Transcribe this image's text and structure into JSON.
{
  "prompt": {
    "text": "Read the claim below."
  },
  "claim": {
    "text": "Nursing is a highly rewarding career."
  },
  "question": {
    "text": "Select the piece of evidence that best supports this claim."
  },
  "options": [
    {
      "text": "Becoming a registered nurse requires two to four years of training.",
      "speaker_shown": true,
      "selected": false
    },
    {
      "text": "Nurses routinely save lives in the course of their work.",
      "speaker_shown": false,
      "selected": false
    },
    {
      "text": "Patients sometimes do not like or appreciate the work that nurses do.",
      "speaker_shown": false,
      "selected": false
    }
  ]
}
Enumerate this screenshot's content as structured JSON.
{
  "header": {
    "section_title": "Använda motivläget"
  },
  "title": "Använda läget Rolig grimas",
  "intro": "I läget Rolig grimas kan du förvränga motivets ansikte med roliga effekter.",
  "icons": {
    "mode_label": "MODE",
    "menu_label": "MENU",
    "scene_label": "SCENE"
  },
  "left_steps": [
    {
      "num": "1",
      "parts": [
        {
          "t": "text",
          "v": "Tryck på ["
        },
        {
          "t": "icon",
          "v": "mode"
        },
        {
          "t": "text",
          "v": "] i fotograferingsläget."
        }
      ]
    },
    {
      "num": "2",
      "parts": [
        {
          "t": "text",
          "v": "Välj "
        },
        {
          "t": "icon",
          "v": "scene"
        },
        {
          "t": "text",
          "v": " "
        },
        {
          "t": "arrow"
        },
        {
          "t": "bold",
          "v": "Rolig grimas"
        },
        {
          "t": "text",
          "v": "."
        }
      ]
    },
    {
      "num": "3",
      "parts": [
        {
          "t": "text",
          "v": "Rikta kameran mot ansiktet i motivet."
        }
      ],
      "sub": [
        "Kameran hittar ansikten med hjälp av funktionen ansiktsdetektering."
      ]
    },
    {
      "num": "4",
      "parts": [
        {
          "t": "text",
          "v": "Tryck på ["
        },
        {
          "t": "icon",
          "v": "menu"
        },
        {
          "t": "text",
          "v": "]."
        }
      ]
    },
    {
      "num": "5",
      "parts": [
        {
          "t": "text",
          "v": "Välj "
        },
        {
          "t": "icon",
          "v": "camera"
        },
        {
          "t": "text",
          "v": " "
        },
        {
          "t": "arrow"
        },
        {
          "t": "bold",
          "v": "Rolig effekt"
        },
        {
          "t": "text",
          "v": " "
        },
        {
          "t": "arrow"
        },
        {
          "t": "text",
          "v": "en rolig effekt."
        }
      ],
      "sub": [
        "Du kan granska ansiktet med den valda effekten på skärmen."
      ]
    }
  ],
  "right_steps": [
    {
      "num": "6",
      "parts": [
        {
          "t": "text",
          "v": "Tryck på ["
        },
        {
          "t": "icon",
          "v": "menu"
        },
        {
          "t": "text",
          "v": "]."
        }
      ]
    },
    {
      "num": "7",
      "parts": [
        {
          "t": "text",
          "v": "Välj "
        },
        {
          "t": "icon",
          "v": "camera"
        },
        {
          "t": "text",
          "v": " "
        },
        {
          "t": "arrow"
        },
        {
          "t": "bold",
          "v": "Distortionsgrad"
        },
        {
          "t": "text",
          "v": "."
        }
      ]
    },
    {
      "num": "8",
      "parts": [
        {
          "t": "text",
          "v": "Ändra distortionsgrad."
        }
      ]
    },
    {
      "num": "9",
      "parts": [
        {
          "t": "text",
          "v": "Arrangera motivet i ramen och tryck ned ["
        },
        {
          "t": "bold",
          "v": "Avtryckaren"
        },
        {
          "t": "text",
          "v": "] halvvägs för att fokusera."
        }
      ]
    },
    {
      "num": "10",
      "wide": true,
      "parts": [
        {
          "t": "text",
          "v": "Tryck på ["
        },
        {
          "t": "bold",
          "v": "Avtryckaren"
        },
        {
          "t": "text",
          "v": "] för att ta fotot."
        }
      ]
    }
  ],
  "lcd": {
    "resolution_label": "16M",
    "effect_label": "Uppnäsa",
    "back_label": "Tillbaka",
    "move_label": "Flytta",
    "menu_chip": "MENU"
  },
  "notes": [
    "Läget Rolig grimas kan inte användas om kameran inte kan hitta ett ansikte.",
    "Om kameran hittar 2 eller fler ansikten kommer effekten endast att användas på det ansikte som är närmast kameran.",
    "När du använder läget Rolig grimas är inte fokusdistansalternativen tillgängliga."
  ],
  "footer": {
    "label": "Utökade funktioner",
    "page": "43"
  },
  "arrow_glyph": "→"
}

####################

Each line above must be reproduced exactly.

FINAL ANSWER
Transcribe this image's text and structure into JSON.
{
  "prompt": {
    "text": "Read the claim below."
  },
  "claim": {
    "text": "Nursing is a highly rewarding career."
  },
  "question": {
    "text": "Select the piece of evidence that best supports this claim."
  },
  "options": [
    {
      "text": "Becoming a registered nurse requires two to four years of training.",
      "speaker_shown": true,
      "selected": false
    },
    {
      "text": "Nurses routinely save lives in the course of their work.",
      "speaker_shown": false,
      "selected": false
    },
    {
      "text": "Patients sometimes do not like or appreciate the work that nurses do.",
      "speaker_shown": false,
      "selected": false
    }
  ]
}
Enumerate this screenshot's content as structured JSON.
{
  "header": {
    "section_title": "Använda motivläget"
  },
  "title": "Använda läget Rolig grimas",
  "intro": "I läget Rolig grimas kan du förvränga motivets ansikte med roliga effekter.",
  "icons": {
    "mode_label": "MODE",
    "menu_label": "MENU",
    "scene_label": "SCENE"
  },
  "left_steps": [
    {
      "num": "1",
      "parts": [
        {
          "t": "text",
          "v": "Tryck på ["
        },
        {
          "t": "icon",
          "v": "mode"
        },
        {
          "t": "text",
          "v": "] i fotograferingsläget."
        }
      ]
    },
    {
      "num": "2",
      "parts": [
        {
          "t": "text",
          "v": "Välj "
        },
        {
          "t": "icon",
          "v": "scene"
        },
        {
          "t": "text",
          "v": " "
        },
        {
          "t": "arrow"
        },
        {
          "t": "bold",
          "v": "Rolig grimas"
        },
        {
          "t": "text",
          "v": "."
        }
      ]
    },
    {
      "num": "3",
      "parts": [
        {
          "t": "text",
          "v": "Rikta kameran mot ansiktet i motivet."
        }
      ],
      "sub": [
        "Kameran hittar ansikten med hjälp av funktionen ansiktsdetektering."
      ]
    },
    {
      "num": "4",
      "parts": [
        {
          "t": "text",
          "v": "Tryck på ["
        },
        {
          "t": "icon",
          "v": "menu"
        },
        {
          "t": "text",
          "v": "]."
        }
      ]
    },
    {
      "num": "5",
      "parts": [
        {
          "t": "text",
          "v": "Välj "
        },
        {
          "t": "icon",
          "v": "camera"
        },
        {
          "t": "text",
          "v": " "
        },
        {
          "t": "arrow"
        },
        {
          "t": "bold",
          "v": "Rolig effekt"
        },
        {
          "t": "text",
          "v": " "
        },
        {
          "t": "arrow"
        },
        {
          "t": "text",
          "v": "en rolig effekt."
        }
      ],
      "sub": [
        "Du kan granska ansiktet med den valda effekten på skärmen."
      ]
    }
  ],
  "right_steps": [
    {
      "num": "6",
      "parts": [
        {
          "t": "text",
          "v": "Tryck på ["
        },
        {
          "t": "icon",
          "v": "menu"
        },
        {
          "t": "text",
          "v": "]."
        }
      ]
    },
    {
      "num": "7",
      "parts": [
        {
          "t": "text",
          "v": "Välj "
        },
        {
          "t": "icon",
          "v": "camera"
        },
        {
          "t": "text",
          "v": " "
        },
        {
          "t": "arrow"
        },
        {
          "t": "bold",
          "v": "Distortionsgrad"
        },
        {
          "t": "text",
          "v": "."
        }
      ]
    },
    {
      "num": "8",
      "parts": [
        {
          "t": "text",
          "v": "Ändra distortionsgrad."
        }
      ]
    },
    {
      "num": "9",
      "parts": [
        {
          "t": "text",
          "v": "Arrangera motivet i ramen och tryck ned ["
        },
        {
          "t": "bold",
          "v": "Avtryckaren"
        },
        {
          "t": "text",
          "v": "] halvvägs för att fokusera."
        }
      ]
    },
    {
      "num": "10",
      "wide": true,
      "parts": [
        {
          "t": "text",
          "v": "Tryck på ["
        },
        {
          "t": "bold",
          "v": "Avtryckaren"
        },
        {
          "t": "text",
          "v": "] för att ta fotot."
        }
      ]
    }
  ],
  "lcd": {
    "resolution_label": "16M",
    "effect_label": "Uppnäsa",
    "back_label": "Tillbaka",
    "move_label": "Flytta",
    "menu_chip": "MENU"
  },
  "notes": [
    "Läget Rolig grimas kan inte användas om kameran inte kan hitta ett ansikte.",
    "Om kameran hittar 2 eller fler ansikten kommer effekten endast att användas på det ansikte som är närmast kameran.",
    "När du använder läget Rolig grimas är inte fokusdistansalternativen tillgängliga."
  ],
  "footer": {
    "label": "Utökade funktioner",
    "page": "43"
  },
  "arrow_glyph": "→"
}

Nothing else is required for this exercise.